» Extracted records
========
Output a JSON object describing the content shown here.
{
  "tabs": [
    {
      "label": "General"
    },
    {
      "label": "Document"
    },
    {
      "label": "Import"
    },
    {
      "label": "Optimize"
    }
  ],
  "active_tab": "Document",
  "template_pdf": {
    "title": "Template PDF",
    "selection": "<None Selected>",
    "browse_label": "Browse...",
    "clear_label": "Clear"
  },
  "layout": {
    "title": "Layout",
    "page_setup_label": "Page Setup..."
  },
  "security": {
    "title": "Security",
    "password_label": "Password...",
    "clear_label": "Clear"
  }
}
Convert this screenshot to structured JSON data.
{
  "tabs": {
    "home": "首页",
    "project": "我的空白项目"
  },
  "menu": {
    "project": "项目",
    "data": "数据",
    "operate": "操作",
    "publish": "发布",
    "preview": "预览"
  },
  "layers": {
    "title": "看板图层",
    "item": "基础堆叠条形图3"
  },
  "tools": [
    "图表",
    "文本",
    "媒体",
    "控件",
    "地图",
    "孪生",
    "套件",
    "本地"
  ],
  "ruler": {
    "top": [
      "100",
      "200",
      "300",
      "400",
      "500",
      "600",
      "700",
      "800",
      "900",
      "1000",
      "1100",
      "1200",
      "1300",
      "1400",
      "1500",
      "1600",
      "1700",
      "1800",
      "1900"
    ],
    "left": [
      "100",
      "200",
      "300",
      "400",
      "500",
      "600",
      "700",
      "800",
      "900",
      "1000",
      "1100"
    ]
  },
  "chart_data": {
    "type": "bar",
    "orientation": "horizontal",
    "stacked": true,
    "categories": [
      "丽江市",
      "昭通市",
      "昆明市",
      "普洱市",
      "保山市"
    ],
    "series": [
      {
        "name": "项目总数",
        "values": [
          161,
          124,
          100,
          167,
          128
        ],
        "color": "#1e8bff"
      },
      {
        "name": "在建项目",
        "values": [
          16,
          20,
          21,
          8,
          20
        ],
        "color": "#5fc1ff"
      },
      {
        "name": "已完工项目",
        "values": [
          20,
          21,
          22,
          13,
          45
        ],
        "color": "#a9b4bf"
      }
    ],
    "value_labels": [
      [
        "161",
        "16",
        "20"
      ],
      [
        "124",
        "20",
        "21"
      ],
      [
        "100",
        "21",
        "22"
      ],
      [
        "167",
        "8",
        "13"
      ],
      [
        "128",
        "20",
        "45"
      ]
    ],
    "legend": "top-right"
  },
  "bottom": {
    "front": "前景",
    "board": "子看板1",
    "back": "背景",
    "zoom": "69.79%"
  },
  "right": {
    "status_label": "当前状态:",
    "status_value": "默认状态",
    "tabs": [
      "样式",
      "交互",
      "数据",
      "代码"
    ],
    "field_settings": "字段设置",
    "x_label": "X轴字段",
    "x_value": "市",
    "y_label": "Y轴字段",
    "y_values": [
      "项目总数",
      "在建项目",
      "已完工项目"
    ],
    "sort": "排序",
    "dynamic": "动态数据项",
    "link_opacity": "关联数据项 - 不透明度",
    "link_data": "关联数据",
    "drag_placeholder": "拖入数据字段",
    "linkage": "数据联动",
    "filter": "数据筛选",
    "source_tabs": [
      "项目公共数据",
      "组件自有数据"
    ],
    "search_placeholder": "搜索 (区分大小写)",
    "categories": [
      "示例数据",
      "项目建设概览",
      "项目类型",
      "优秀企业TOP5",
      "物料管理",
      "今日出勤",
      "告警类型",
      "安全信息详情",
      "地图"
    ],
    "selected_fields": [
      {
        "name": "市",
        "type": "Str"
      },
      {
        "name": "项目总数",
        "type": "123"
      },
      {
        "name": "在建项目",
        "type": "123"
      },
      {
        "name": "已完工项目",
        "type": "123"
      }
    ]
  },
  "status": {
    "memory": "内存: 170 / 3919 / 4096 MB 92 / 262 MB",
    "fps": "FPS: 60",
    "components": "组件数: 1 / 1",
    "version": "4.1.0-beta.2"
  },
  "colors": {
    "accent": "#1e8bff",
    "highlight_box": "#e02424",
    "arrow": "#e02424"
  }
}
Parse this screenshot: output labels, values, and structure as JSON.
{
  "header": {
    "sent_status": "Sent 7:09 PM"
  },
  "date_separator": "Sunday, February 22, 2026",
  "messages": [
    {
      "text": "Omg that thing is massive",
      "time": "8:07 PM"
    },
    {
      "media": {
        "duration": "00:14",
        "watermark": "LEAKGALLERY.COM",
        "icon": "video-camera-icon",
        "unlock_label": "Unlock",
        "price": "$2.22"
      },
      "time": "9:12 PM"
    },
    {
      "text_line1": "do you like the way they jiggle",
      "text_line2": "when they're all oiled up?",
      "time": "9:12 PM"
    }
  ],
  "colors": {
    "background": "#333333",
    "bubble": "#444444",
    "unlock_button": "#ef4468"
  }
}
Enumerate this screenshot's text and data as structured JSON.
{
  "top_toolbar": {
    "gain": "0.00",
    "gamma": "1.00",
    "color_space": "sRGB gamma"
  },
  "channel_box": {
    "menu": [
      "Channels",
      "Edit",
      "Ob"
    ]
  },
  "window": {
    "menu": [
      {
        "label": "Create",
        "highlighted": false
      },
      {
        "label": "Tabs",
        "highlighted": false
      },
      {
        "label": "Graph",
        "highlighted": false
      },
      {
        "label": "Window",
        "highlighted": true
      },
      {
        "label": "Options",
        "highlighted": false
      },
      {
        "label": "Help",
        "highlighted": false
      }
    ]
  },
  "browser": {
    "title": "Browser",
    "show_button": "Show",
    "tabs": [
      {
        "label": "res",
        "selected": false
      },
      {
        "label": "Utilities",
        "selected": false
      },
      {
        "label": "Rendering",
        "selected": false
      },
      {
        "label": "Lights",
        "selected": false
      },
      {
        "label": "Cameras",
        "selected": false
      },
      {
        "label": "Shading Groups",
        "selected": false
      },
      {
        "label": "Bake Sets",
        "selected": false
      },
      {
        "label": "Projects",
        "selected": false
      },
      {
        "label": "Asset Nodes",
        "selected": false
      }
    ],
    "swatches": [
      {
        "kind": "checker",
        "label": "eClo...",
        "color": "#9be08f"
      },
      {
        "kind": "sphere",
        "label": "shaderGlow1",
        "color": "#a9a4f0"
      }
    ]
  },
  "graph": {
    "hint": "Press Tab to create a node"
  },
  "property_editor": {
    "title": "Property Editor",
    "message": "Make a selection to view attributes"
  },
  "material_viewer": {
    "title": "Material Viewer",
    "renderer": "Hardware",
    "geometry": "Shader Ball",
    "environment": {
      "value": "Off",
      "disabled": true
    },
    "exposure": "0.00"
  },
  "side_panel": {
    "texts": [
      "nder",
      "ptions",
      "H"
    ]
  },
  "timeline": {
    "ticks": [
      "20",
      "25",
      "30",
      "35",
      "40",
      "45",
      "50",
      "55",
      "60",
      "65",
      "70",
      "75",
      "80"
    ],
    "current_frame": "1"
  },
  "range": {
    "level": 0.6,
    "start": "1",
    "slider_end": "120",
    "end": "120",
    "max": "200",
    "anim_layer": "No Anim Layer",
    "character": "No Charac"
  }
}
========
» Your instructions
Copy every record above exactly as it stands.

» Completed exercise
Output a JSON object describing the content shown here.
{
  "tabs": [
    {
      "label": "General"
    },
    {
      "label": "Document"
    },
    {
      "label": "Import"
    },
    {
      "label": "Optimize"
    }
  ],
  "active_tab": "Document",
  "template_pdf": {
    "title": "Template PDF",
    "selection": "<None Selected>",
    "browse_label": "Browse...",
    "clear_label": "Clear"
  },
  "layout": {
    "title": "Layout",
    "page_setup_label": "Page Setup..."
  },
  "security": {
    "title": "Security",
    "password_label": "Password...",
    "clear_label": "Clear"
  }
}
Convert this screenshot to structured JSON data.
{
  "tabs": {
    "home": "首页",
    "project": "我的空白项目"
  },
  "menu": {
    "project": "项目",
    "data": "数据",
    "operate": "操作",
    "publish": "发布",
    "preview": "预览"
  },
  "layers": {
    "title": "看板图层",
    "item": "基础堆叠条形图3"
  },
  "tools": [
    "图表",
    "文本",
    "媒体",
    "控件",
    "地图",
    "孪生",
    "套件",
    "本地"
  ],
  "ruler": {
    "top": [
      "100",
      "200",
      "300",
      "400",
      "500",
      "600",
      "700",
      "800",
      "900",
      "1000",
      "1100",
      "1200",
      "1300",
      "1400",
      "1500",
      "1600",
      "1700",
      "1800",
      "1900"
    ],
    "left": [
      "100",
      "200",
      "300",
      "400",
      "500",
      "600",
      "700",
      "800",
      "900",
      "1000",
      "1100"
    ]
  },
  "chart_data": {
    "type": "bar",
    "orientation": "horizontal",
    "stacked": true,
    "categories": [
      "丽江市",
      "昭通市",
      "昆明市",
      "普洱市",
      "保山市"
    ],
    "series": [
      {
        "name": "项目总数",
        "values": [
          161,
          124,
          100,
          167,
          128
        ],
        "color": "#1e8bff"
      },
      {
        "name": "在建项目",
        "values": [
          16,
          20,
          21,
          8,
          20
        ],
        "color": "#5fc1ff"
      },
      {
        "name": "已完工项目",
        "values": [
          20,
          21,
          22,
          13,
          45
        ],
        "color": "#a9b4bf"
      }
    ],
    "value_labels": [
      [
        "161",
        "16",
        "20"
      ],
      [
        "124",
        "20",
        "21"
      ],
      [
        "100",
        "21",
        "22"
      ],
      [
        "167",
        "8",
        "13"
      ],
      [
        "128",
        "20",
        "45"
      ]
    ],
    "legend": "top-right"
  },
  "bottom": {
    "front": "前景",
    "board": "子看板1",
    "back": "背景",
    "zoom": "69.79%"
  },
  "right": {
    "status_label": "当前状态:",
    "status_value": "默认状态",
    "tabs": [
      "样式",
      "交互",
      "数据",
      "代码"
    ],
    "field_settings": "字段设置",
    "x_label": "X轴字段",
    "x_value": "市",
    "y_label": "Y轴字段",
    "y_values": [
      "项目总数",
      "在建项目",
      "已完工项目"
    ],
    "sort": "排序",
    "dynamic": "动态数据项",
    "link_opacity": "关联数据项 - 不透明度",
    "link_data": "关联数据",
    "drag_placeholder": "拖入数据字段",
    "linkage": "数据联动",
    "filter": "数据筛选",
    "source_tabs": [
      "项目公共数据",
      "组件自有数据"
    ],
    "search_placeholder": "搜索 (区分大小写)",
    "categories": [
      "示例数据",
      "项目建设概览",
      "项目类型",
      "优秀企业TOP5",
      "物料管理",
      "今日出勤",
      "告警类型",
      "安全信息详情",
      "地图"
    ],
    "selected_fields": [
      {
        "name": "市",
        "type": "Str"
      },
      {
        "name": "项目总数",
        "type": "123"
      },
      {
        "name": "在建项目",
        "type": "123"
      },
      {
        "name": "已完工项目",
        "type": "123"
      }
    ]
  },
  "status": {
    "memory": "内存: 170 / 3919 / 4096 MB 92 / 262 MB",
    "fps": "FPS: 60",
    "components": "组件数: 1 / 1",
    "version": "4.1.0-beta.2"
  },
  "colors": {
    "accent": "#1e8bff",
    "highlight_box": "#e02424",
    "arrow": "#e02424"
  }
}
Parse this screenshot: output labels, values, and structure as JSON.
{
  "header": {
    "sent_status": "Sent 7:09 PM"
  },
  "date_separator": "Sunday, February 22, 2026",
  "messages": [
    {
      "text": "Omg that thing is massive",
      "time": "8:07 PM"
    },
    {
      "media": {
        "duration": "00:14",
        "watermark": "LEAKGALLERY.COM",
        "icon": "video-camera-icon",
        "unlock_label": "Unlock",
        "price": "$2.22"
      },
      "time": "9:12 PM"
    },
    {
      "text_line1": "do you like the way they jiggle",
      "text_line2": "when they're all oiled up?",
      "time": "9:12 PM"
    }
  ],
  "colors": {
    "background": "#333333",
    "bubble": "#444444",
    "unlock_button": "#ef4468"
  }
}
Enumerate this screenshot's text and data as structured JSON.
{
  "top_toolbar": {
    "gain": "0.00",
    "gamma": "1.00",
    "color_space": "sRGB gamma"
  },
  "channel_box": {
    "menu": [
      "Channels",
      "Edit",
      "Ob"
    ]
  },
  "window": {
    "menu": [
      {
        "label": "Create",
        "highlighted": false
      },
      {
        "label": "Tabs",
        "highlighted": false
      },
      {
        "label": "Graph",
        "highlighted": false
      },
      {
        "label": "Window",
        "highlighted": true
      },
      {
        "label": "Options",
        "highlighted": false
      },
      {
        "label": "Help",
        "highlighted": false
      }
    ]
  },
  "browser": {
    "title": "Browser",
    "show_button": "Show",
    "tabs": [
      {
        "label": "res",
        "selected": false
      },
      {
        "label": "Utilities",
        "selected": false
      },
      {
        "label": "Rendering",
        "selected": false
      },
      {
        "label": "Lights",
        "selected": false
      },
      {
        "label": "Cameras",
        "selected": false
      },
      {
        "label": "Shading Groups",
        "selected": false
      },
      {
        "label": "Bake Sets",
        "selected": false
      },
      {
        "label": "Projects",
        "selected": false
      },
      {
        "label": "Asset Nodes",
        "selected": false
      }
    ],
    "swatches": [
      {
        "kind": "checker",
        "label": "eClo...",
        "color": "#9be08f"
      },
      {
        "kind": "sphere",
        "label": "shaderGlow1",
        "color": "#a9a4f0"
      }
    ]
  },
  "graph": {
    "hint": "Press Tab to create a node"
  },
  "property_editor": {
    "title": "Property Editor",
    "message": "Make a selection to view attributes"
  },
  "material_viewer": {
    "title": "Material Viewer",
    "renderer": "Hardware",
    "geometry": "Shader Ball",
    "environment": {
      "value": "Off",
      "disabled": true
    },
    "exposure": "0.00"
  },
  "side_panel": {
    "texts": [
      "nder",
      "ptions",
      "H"
    ]
  },
  "timeline": {
    "ticks": [
      "20",
      "25",
      "30",
      "35",
      "40",
      "45",
      "50",
      "55",
      "60",
      "65",
      "70",
      "75",
      "80"
    ],
    "current_frame": "1"
  },
  "range": {
    "level": 0.6,
    "start": "1",
    "slider_end": "120",
    "end": "120",
    "max": "200",
    "anim_layer": "No Anim Layer",
    "character": "No Charac"
  }
}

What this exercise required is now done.